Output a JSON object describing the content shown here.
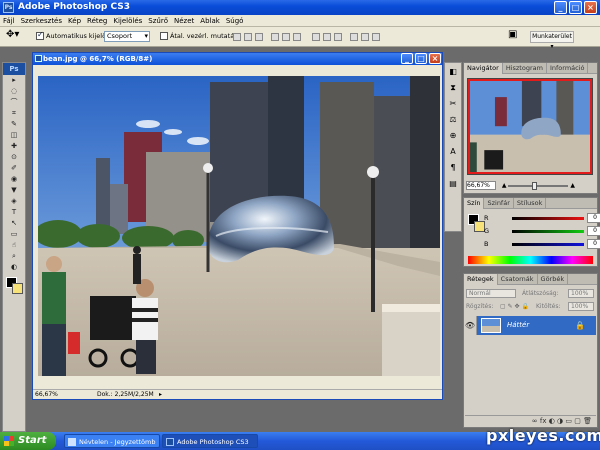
{
  "app": {
    "title": "Adobe Photoshop CS3",
    "ps_badge": "Ps"
  },
  "window_buttons": {
    "minimize": "_",
    "maximize": "□",
    "close": "×"
  },
  "menu": [
    "Fájl",
    "Szerkesztés",
    "Kép",
    "Réteg",
    "Kijelölés",
    "Szűrő",
    "Nézet",
    "Ablak",
    "Súgó"
  ],
  "options": {
    "auto_select_label": "Automatikus kijelölés:",
    "auto_select_checked": true,
    "auto_select_value": "Csoport",
    "transform_label": "Átal. vezérl. mutatása",
    "transform_checked": false,
    "workspace_label": "Munkaterület ▾"
  },
  "tools": [
    "▸",
    "◌",
    "⌒",
    "⌗",
    "✎",
    "◫",
    "✚",
    "⊙",
    "✐",
    "◉",
    "▼",
    "◈",
    "T",
    "↖",
    "▭",
    "☝",
    "⌕",
    "◐"
  ],
  "document": {
    "title": "bean.jpg @ 66,7% (RGB/8#)",
    "zoom": "66,67%",
    "doc_size": "Dok.: 2,25M/2,25M",
    "minimize": "_",
    "maximize": "□",
    "close": "×"
  },
  "side_icons": [
    "◧",
    "⧗",
    "✂",
    "⚖",
    "⊕",
    "A",
    "¶",
    "▤"
  ],
  "navigator": {
    "tabs": [
      "Navigátor",
      "Hisztogram",
      "Információ"
    ],
    "active_tab": 0,
    "zoom": "66,67%"
  },
  "color_panel": {
    "tabs": [
      "Szín",
      "Szinfár",
      "Stílusok"
    ],
    "active_tab": 0,
    "channels": [
      {
        "label": "R",
        "value": "0",
        "color": "#d22"
      },
      {
        "label": "G",
        "value": "0",
        "color": "#2a2"
      },
      {
        "label": "B",
        "value": "0",
        "color": "#22c"
      }
    ]
  },
  "layers": {
    "tabs": [
      "Rétegek",
      "Csatornák",
      "Görbék"
    ],
    "active_tab": 0,
    "blend_mode": "Normál",
    "opacity_label": "Átlátszóság:",
    "opacity": "100%",
    "lock_label": "Rögzítés:",
    "fill_label": "Kitöltés:",
    "fill": "100%",
    "layer_name": "Háttér",
    "footer_icons": [
      "∞",
      "fx",
      "◐",
      "◑",
      "▭",
      "▢",
      "🗑"
    ]
  },
  "taskbar": {
    "start": "Start",
    "tasks": [
      {
        "label": "Névtelen - Jegyzettömb"
      },
      {
        "label": "Adobe Photoshop CS3"
      }
    ]
  },
  "watermark": "pxleyes.com",
  "colors": {
    "xp_blue": "#0a4dd8",
    "selection": "#316ac5",
    "nav_frame": "#e31b1b"
  }
}
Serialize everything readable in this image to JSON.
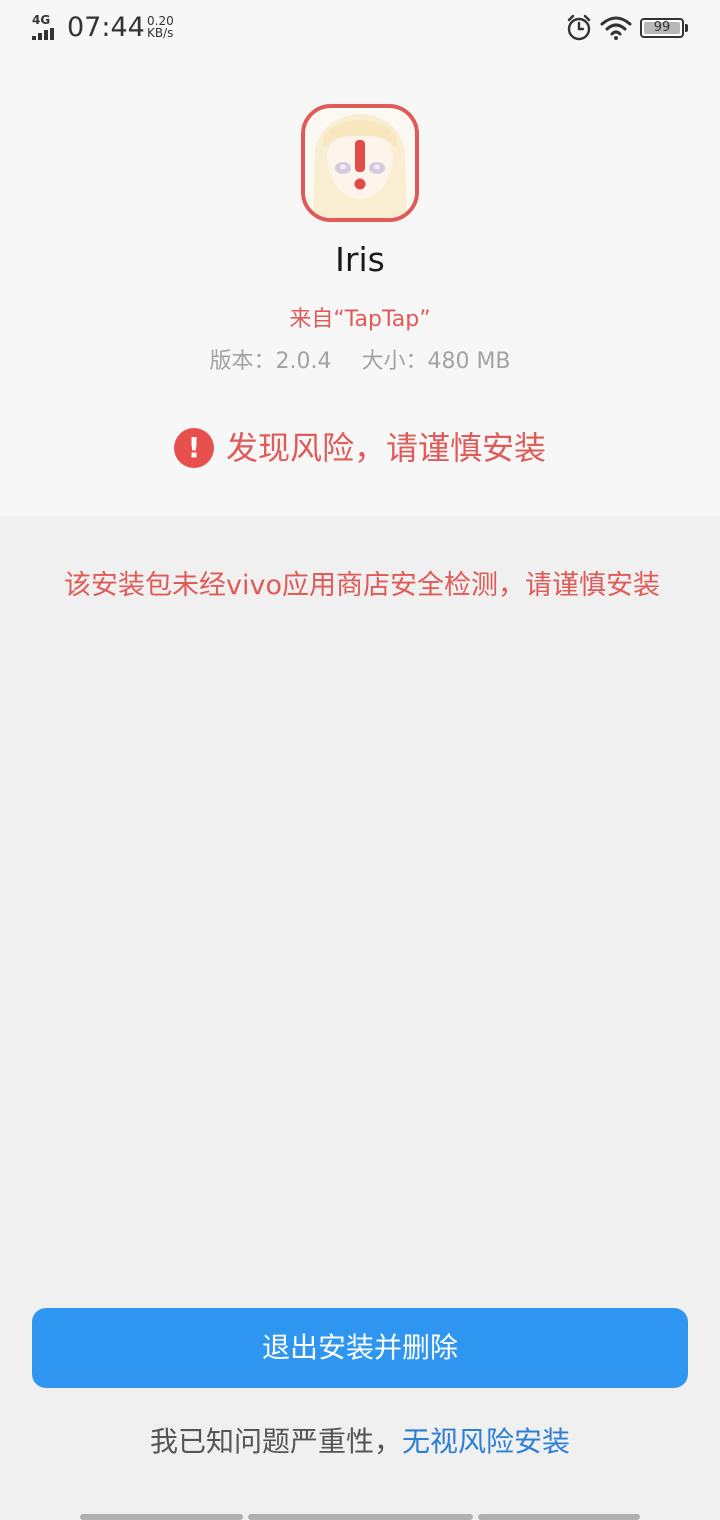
{
  "status_bar": {
    "network_type": "4G",
    "time": "07:44",
    "speed_value": "0.20",
    "speed_unit": "KB/s",
    "battery_level": "99",
    "icons": [
      "signal-icon",
      "alarm-icon",
      "wifi-icon",
      "battery-icon"
    ]
  },
  "app": {
    "name": "Iris",
    "source": "来自“TapTap”",
    "version_label": "版本：2.0.4",
    "size_label": "大小：480 MB"
  },
  "risk": {
    "headline": "发现风险，请谨慎安装",
    "icon_glyph": "!",
    "message": "该安装包未经vivo应用商店安全检测，请谨慎安装"
  },
  "actions": {
    "primary_label": "退出安装并删除",
    "ack_prefix": "我已知问题严重性，",
    "ack_link": "无视风险安装"
  },
  "colors": {
    "accent_blue": "#2e96f0",
    "link_blue": "#2c7fd6",
    "danger_red": "#e05b58"
  }
}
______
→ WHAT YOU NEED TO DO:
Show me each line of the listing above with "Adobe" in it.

→ ANSWER TO THE EXERCISE:
    "title": "Adobe Photoshop CS3",
        "label": "Adobe Photoshop CS3"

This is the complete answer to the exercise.